We have full-time bloggers all over the world who take turns in finding news and reporting on it. It can be exhaustive just looking at the backchannel seeing on how many stories people are working and how fast stories are discarded because they suddenly seem old, which means older than 10 minutes.
Can you tell me a little about The Next Web labs? Are there brand new features you are working on that you could share with us?
The goal of the lab is to build new services for the blog but also to try out new concepts that we think are worth trying. For the blog, we have built a service called Spread. Us that makes it easier for readers to ‘spread’ breaking news via their social channels. But we also have the biggest statistics provider for Twitter at

I’ve also introduced TNW Magazine which is our new iPad magazine and I’m currently looking into all digital book publishing in a project called TNW Books. My hope is that one day we will have a hundred projects and several companies all working together.

A few years ago, there was a succession of stories in the US media that deaths of bloggers were connected in some way to their life style of stress, sleep disturbance and exhaustion.

Few ‘dead tree’ journalists die from job-related factors; drink perhaps, a smack in the mouth possibly, but not stress. From your perspective, do you think blogging is any more stressful than print media?

The reports of my death are greatly exaggerated. I think those stories applied to entrepreneurs more than to bloggers, although these people happened to be both. It is true that technology business blogging is stressful and very time consuming.

But I also think it is safe, comfortable and flexible as you can work from anywhere and on whatever you want. I never heard someone have a burn-out or get sick because they were blogging for us. I do know stories of people who have tried it and gave up within a month because they found out that blogging is a lot more work than thought.

What would you tell someone who wanted to start their own company?
Start today. Too many people have too many excuses not to get started. They blame the economy, a lack of ideas or something else. All of that is an excuse not to begin something.

It is similar to people who one day want to write a book.
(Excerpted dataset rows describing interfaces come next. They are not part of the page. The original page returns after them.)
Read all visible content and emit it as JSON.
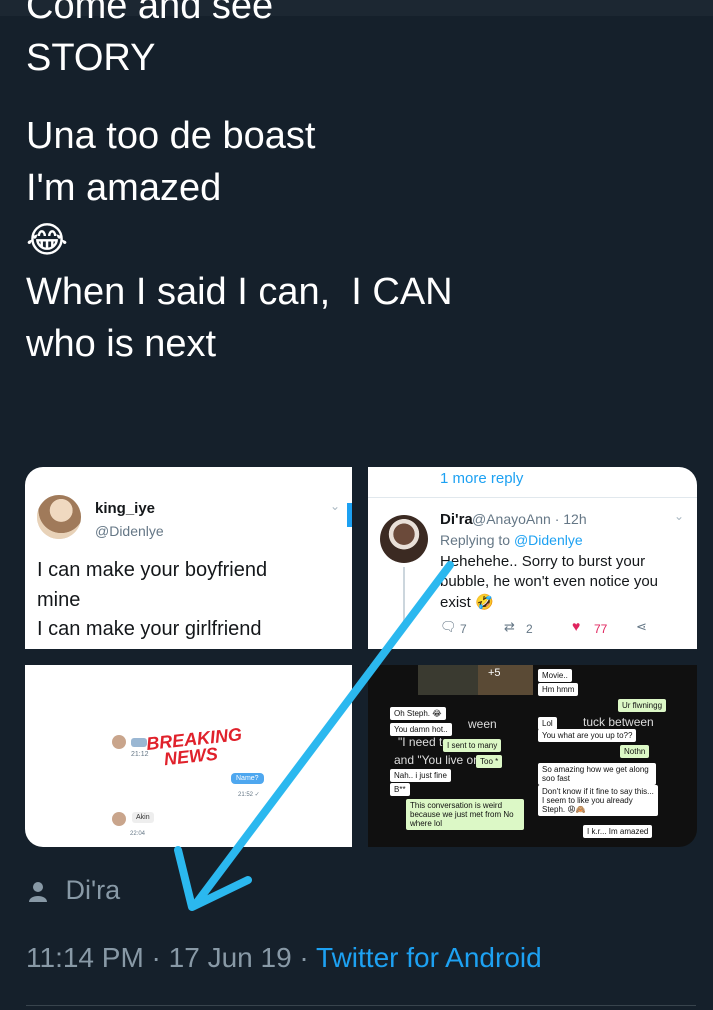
{
  "tweet": {
    "lines": [
      "Come and see",
      "STORY",
      "Una too de boast",
      "I'm amazed",
      "😂",
      "When I said I can,  I CAN",
      "who is next"
    ]
  },
  "media": {
    "tile1": {
      "name": "king_iye",
      "handle": "@Didenlye",
      "text1": "I can make your boyfriend",
      "text2": "mine",
      "text3": "I can make your girlfriend"
    },
    "tile2": {
      "more_reply": "1 more reply",
      "name": "Di'ra",
      "handle": "@AnayoAnn · 12h",
      "replying_prefix": "Replying to ",
      "replying_handle": "@Didenlye",
      "body1": "Hehehehe..  Sorry to burst your",
      "body2": "bubble, he won't even notice you",
      "body3": "exist 🤣",
      "reply_count": "7",
      "retweet_count": "2",
      "like_count": "77"
    },
    "tile3": {
      "time1": "21:12",
      "badge": "BREAKING",
      "badge2": "NEWS",
      "bubble_text": "Name?",
      "bubble_time": "21:52 ✓",
      "akin": "Akin",
      "time2": "22:04"
    },
    "tile4": {
      "plus": "+5",
      "messages": [
        "Movie..",
        "Hm hmm",
        "Ur flwningg",
        "Oh Steph. 😂",
        "You damn hot..",
        "ween",
        "Lol",
        "tuck between",
        "You what are you up to??",
        "\"I need to",
        "I sent to many",
        "Nothn",
        "and \"You live on",
        "Too *",
        "So amazing how we get along soo fast",
        "Nah.. i just fine",
        "B**",
        "Don't know if it fine to say this... I seem to like you already Steph. 😩🙈",
        "This conversation is weird because we just met from No where lol",
        "I k.r... Im amazed"
      ]
    }
  },
  "author": "Di'ra",
  "meta": {
    "time_date": "11:14 PM · 17 Jun 19 · ",
    "source": "Twitter for Android"
  },
  "colors": {
    "background": "#15202b",
    "link": "#1da1f2",
    "muted": "#8899a6",
    "annotation_arrow": "#2bb8ef"
  }
}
If you have something that deserves to be written, it will write itself and you will do it on the back of a business card if you have to. You will not become an entrepreneur while waiting for the right opportunity working at a big company. So stop finding excuses and get started.